General Motors plans to begin winding down vehicle assembly at its Oshawa, Ont., plant in the summer.
David Paterson, vice president of corporate and environmental affairs at GM Canada, said the automaker plans to end one of its two truck assembly shifts in summer 2019, followed by the end of the other truck shift and its car assembly line at year’s end. Oshawa Assembly produces the Chevrolet Impala and Cadillac XTS sedans and does final assembly on pickup bodies for previous-generation Chevrolet Silverado and GMC Sierra trucks.
Paterson stressed that no “final decisions” have been made as to which specific dates the shifts will wind down.
“It’s important to discuss that with Unifor,” he said.
Oshawa was one of three North American assembly plants that GM said it would stop allocating product to in 2019 as part of a broader shift in its global product strategy. GM is ending production of several cars, including the Impala and XTS, and it plans to stop building the previous-generation Silverado and Sierra pickups in 2019.
Closing Oshawa Assembly would cost about 2,600 workers their jobs. Paterson said about half of those workers will be retirement-eligible and can receive a full pension from GM. Others might be entitled to a partial pension or other supports laid out in the automaker’s contract with Unifor, he said.
“We have the responsibility right now to give our union and our employees notice that there won’t be jobs at the end of 2019. We’re in that process now,” he said.
Unifor President Jerry Dias has blasted GM for its decision, calling it “the ultimate betrayal” and promising a major fight with the company unless it agrees to allocate new product to the plant.
"We are talking about keeping the plant open, period. Our members in Oshawa want their jobs. They're not looking to be retrained," Dias said on Tuesday following a meeting with Prime Minister Justin Trudeau, according to The Canadian Press.
Asked if there was any possibility for new production at the plant beyond 2019, Paterson said GM did not “want to cause false hope” for workers.
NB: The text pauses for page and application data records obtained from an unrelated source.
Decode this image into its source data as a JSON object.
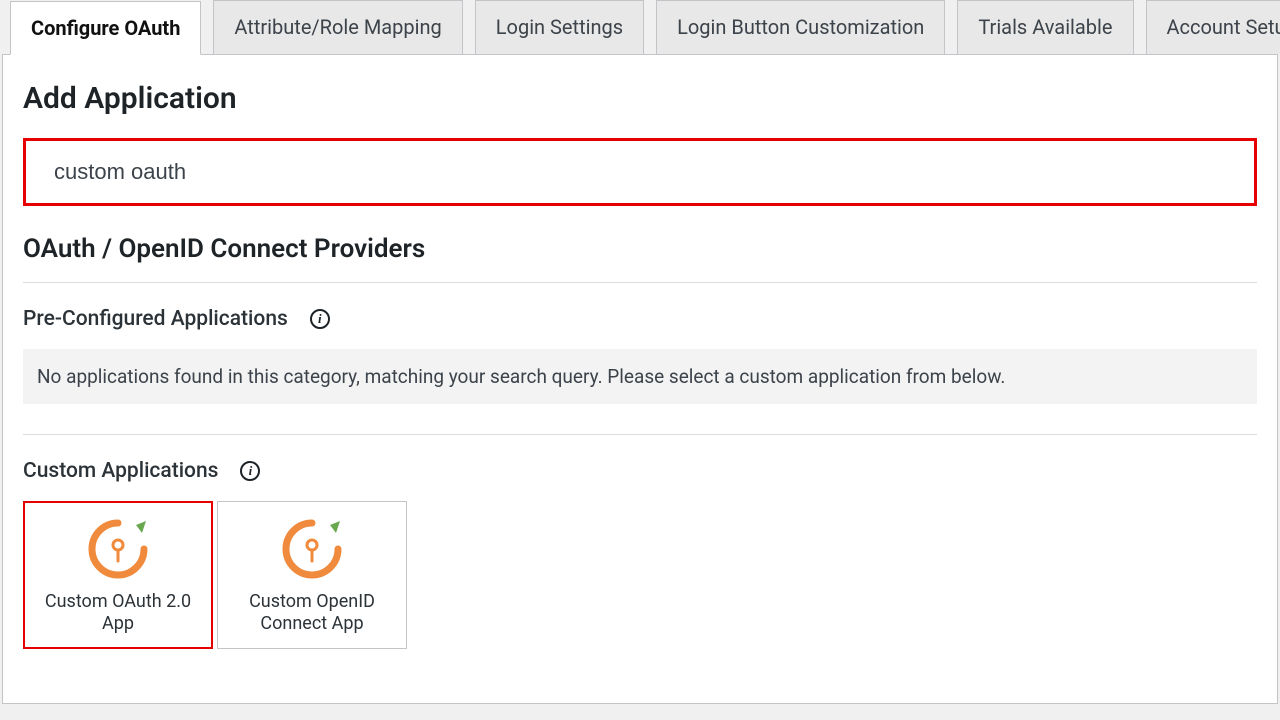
{
  "tabs": [
    {
      "label": "Configure OAuth",
      "active": true
    },
    {
      "label": "Attribute/Role Mapping",
      "active": false
    },
    {
      "label": "Login Settings",
      "active": false
    },
    {
      "label": "Login Button Customization",
      "active": false
    },
    {
      "label": "Trials Available",
      "active": false
    },
    {
      "label": "Account Setu",
      "active": false
    }
  ],
  "page_title": "Add Application",
  "search_value": "custom oauth",
  "providers_title": "OAuth / OpenID Connect Providers",
  "preconfigured_heading": "Pre-Configured Applications",
  "no_results_text": "No applications found in this category, matching your search query. Please select a custom application from below.",
  "custom_heading": "Custom Applications",
  "cards": [
    {
      "label": "Custom OAuth 2.0 App",
      "selected": true
    },
    {
      "label": "Custom OpenID Connect App",
      "selected": false
    }
  ],
  "info_glyph": "i"
}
“We’re being very direct because production ends at the end of 2019, and we need to take care of the wind-down of our workforce,” he said. “We hate it. It’s awful. It’s something that we’re going through with our salaried workforce and our executives. It’s something that’s happening right across our business. But right now, there is not another product available from General Motors for Oshawa after the end of 2019.”